The central character is Piet Hanema, a local builder who values old-fashioned style and construction techniques, much to the dismay of his partner. Piet is also a lover who searches for a release from his fears of death in the sexual encounters that he shares with his neighbors’ wives. Traumatized by the early death of his immigrant parents in an automobile accident, Piet is losing his once-vital Christian faith, finally abandoning it altogether in favor of salvation through the flesh in his new marriage to Foxy. It is Piet’s quest for personal meaning which forms the core of the plot and not the more highly sensational sexual antics of the Tarbox menage. Over against Piet are placed the two central female characters: Angela, Piet’s wife and the mother of his children, and Foxy, his lover, future wife, and, one presumes, future mother of more children. Angela, as her name implies, represents for Piet something spiritual and therefore unattainable. She accepts life and death as part of a natural cycle and does not share either Piet’s fears about his mortality or his search for a meaning in life.
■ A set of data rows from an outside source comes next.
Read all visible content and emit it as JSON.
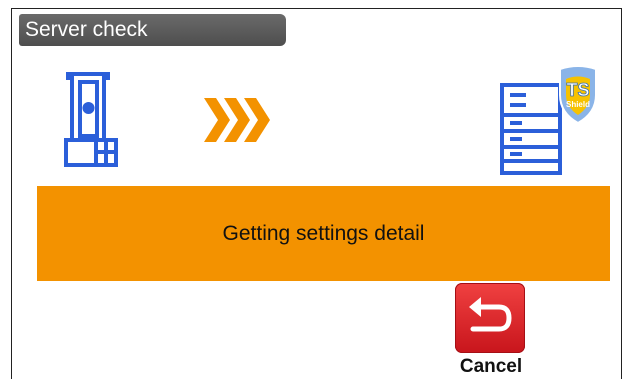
{
  "header": {
    "title": "Server check"
  },
  "status": {
    "message": "Getting settings detail"
  },
  "actions": {
    "cancel_label": "Cancel"
  },
  "badge": {
    "text_top": "TS",
    "text_bottom": "Shield"
  },
  "icons": {
    "instrument": "total-station-icon",
    "progress": "chevron-arrows-icon",
    "server": "server-icon",
    "badge": "ts-shield-icon",
    "cancel": "return-arrow-icon"
  },
  "colors": {
    "accent": "#f39200",
    "icon_blue": "#2b5fd9",
    "cancel_red": "#e02a2f"
  }
}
The very anxieties to which she does not respond, however, provide the attraction which draws other women into trying to comfort Piet’s sense of loss. Portrayed as possessing a diminishing sensuality, Angela becomes increasingly distant, both as a wife and as a symbol for Piet, thereby opening the opportunity for the affair with Foxy, who is sexually willing and who...
(The entire section is 528 words.)